**Prompt:** The records below need to be repeated exactly, with every picture left out.

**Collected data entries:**
####################
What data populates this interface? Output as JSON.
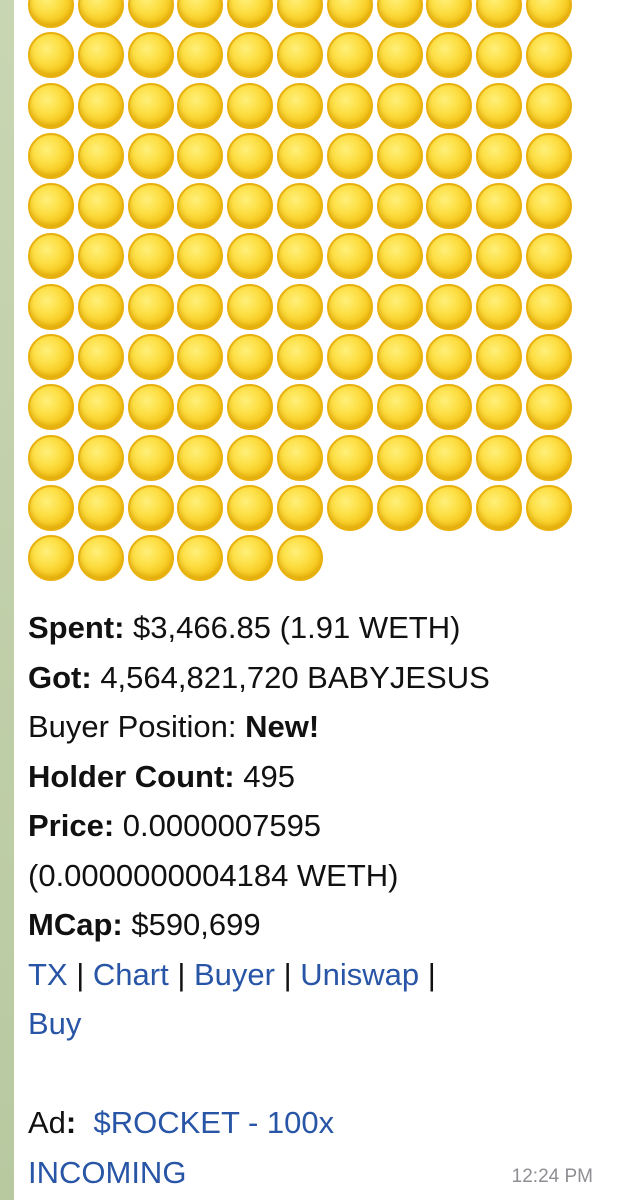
{
  "coin_grid": {
    "icon": "coin-emoji",
    "color": "#fde047",
    "rows": [
      11,
      11,
      11,
      11,
      11,
      11,
      11,
      11,
      11,
      11,
      11,
      6
    ]
  },
  "message": {
    "spent_label": "Spent:",
    "spent_value": " $3,466.85 (1.91 WETH)",
    "got_label": "Got:",
    "got_value": " 4,564,821,720 BABYJESUS",
    "buyer_position_label": "Buyer Position: ",
    "buyer_position_value": "New!",
    "holder_count_label": "Holder Count:",
    "holder_count_value": " 495",
    "price_label": "Price:",
    "price_value": " 0.0000007595",
    "price_weth": "(0.0000000004184 WETH)",
    "mcap_label": "MCap:",
    "mcap_value": " $590,699",
    "links": {
      "tx": "TX",
      "chart": "Chart",
      "buyer": "Buyer",
      "uniswap": "Uniswap",
      "buy": "Buy",
      "separator": " | "
    },
    "ad_label": "Ad",
    "ad_colon": ":",
    "ad_link_line1": "$ROCKET - 100x",
    "ad_link_line2": "INCOMING",
    "timestamp": "12:24 PM"
  },
  "colors": {
    "link": "#2855a6",
    "text": "#111111",
    "timestamp": "#8e8e93"
  }
}
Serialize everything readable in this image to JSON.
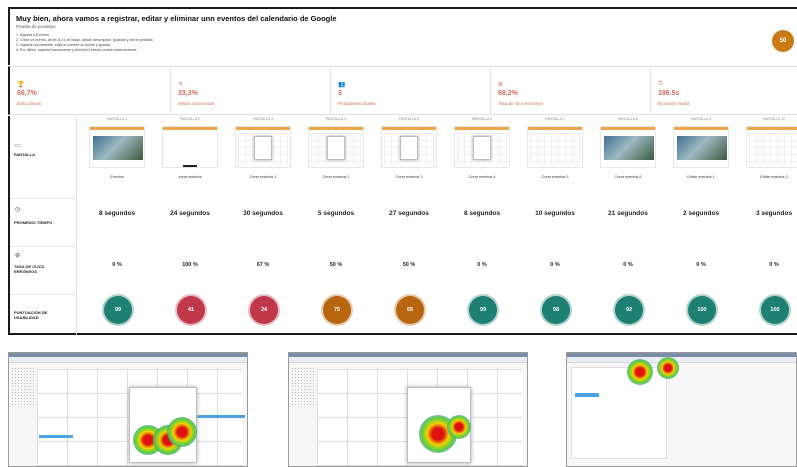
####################
**Written answer:**
What data populates this interface? Output as JSON.
{
  "coin_grid": {
    "icon": "coin-emoji",
    "color": "#fde047",
    "rows": [
      11,
      11,
      11,
      11,
      11,
      11,
      11,
      11,
      11,
      11,
      11,
      6
    ]
  },
  "message": {
    "spent_label": "Spent:",
    "spent_value": " $3,466.85 (1.91 WETH)",
    "got_label": "Got:",
    "got_value": " 4,564,821,720 BABYJESUS",
    "buyer_position_label": "Buyer Position: ",
    "buyer_position_value": "New!",
    "holder_count_label": "Holder Count:",
    "holder_count_value": " 495",
    "price_label": "Price:",
    "price_value": " 0.0000007595",
    "price_weth": "(0.0000000004184 WETH)",
    "mcap_label": "MCap:",
    "mcap_value": " $590,699",
    "links": {
      "tx": "TX",
      "chart": "Chart",
      "buyer": "Buyer",
      "uniswap": "Uniswap",
      "buy": "Buy",
      "separator": " | "
    },
    "ad_label": "Ad",
    "ad_colon": ":",
    "ad_link_line1": "$ROCKET - 100x",
    "ad_link_line2": "INCOMING",
    "timestamp": "12:24 PM"
  },
  "colors": {
    "link": "#2855a6",
    "text": "#111111",
    "timestamp": "#8e8e93"
  }
}
Serialize everything readable in this image to JSON.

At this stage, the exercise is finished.